Element data from apps and pages:
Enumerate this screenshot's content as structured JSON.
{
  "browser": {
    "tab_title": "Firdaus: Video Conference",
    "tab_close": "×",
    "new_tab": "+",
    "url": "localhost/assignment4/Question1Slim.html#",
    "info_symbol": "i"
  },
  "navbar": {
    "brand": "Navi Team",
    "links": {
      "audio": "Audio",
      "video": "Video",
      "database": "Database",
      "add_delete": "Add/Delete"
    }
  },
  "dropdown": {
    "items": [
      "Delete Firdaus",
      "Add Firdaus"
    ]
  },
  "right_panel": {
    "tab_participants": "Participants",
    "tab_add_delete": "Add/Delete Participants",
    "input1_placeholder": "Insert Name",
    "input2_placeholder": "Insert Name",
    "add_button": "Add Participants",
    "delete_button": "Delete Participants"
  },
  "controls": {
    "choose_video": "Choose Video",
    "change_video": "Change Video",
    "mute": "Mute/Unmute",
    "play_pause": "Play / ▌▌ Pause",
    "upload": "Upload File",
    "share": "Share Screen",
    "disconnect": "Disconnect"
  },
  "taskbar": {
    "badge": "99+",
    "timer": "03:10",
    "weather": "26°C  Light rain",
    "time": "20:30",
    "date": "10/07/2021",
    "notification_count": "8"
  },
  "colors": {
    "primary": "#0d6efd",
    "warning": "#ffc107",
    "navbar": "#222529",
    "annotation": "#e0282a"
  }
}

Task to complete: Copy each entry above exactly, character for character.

Solved problem:
Enumerate this screenshot's content as structured JSON.
{
  "browser": {
    "tab_title": "Firdaus: Video Conference",
    "tab_close": "×",
    "new_tab": "+",
    "url": "localhost/assignment4/Question1Slim.html#",
    "info_symbol": "i"
  },
  "navbar": {
    "brand": "Navi Team",
    "links": {
      "audio": "Audio",
      "video": "Video",
      "database": "Database",
      "add_delete": "Add/Delete"
    }
  },
  "dropdown": {
    "items": [
      "Delete Firdaus",
      "Add Firdaus"
    ]
  },
  "right_panel": {
    "tab_participants": "Participants",
    "tab_add_delete": "Add/Delete Participants",
    "input1_placeholder": "Insert Name",
    "input2_placeholder": "Insert Name",
    "add_button": "Add Participants",
    "delete_button": "Delete Participants"
  },
  "controls": {
    "choose_video": "Choose Video",
    "change_video": "Change Video",
    "mute": "Mute/Unmute",
    "play_pause": "Play / ▌▌ Pause",
    "upload": "Upload File",
    "share": "Share Screen",
    "disconnect": "Disconnect"
  },
  "taskbar": {
    "badge": "99+",
    "timer": "03:10",
    "weather": "26°C  Light rain",
    "time": "20:30",
    "date": "10/07/2021",
    "notification_count": "8"
  },
  "colors": {
    "primary": "#0d6efd",
    "warning": "#ffc107",
    "navbar": "#222529",
    "annotation": "#e0282a"
  }
}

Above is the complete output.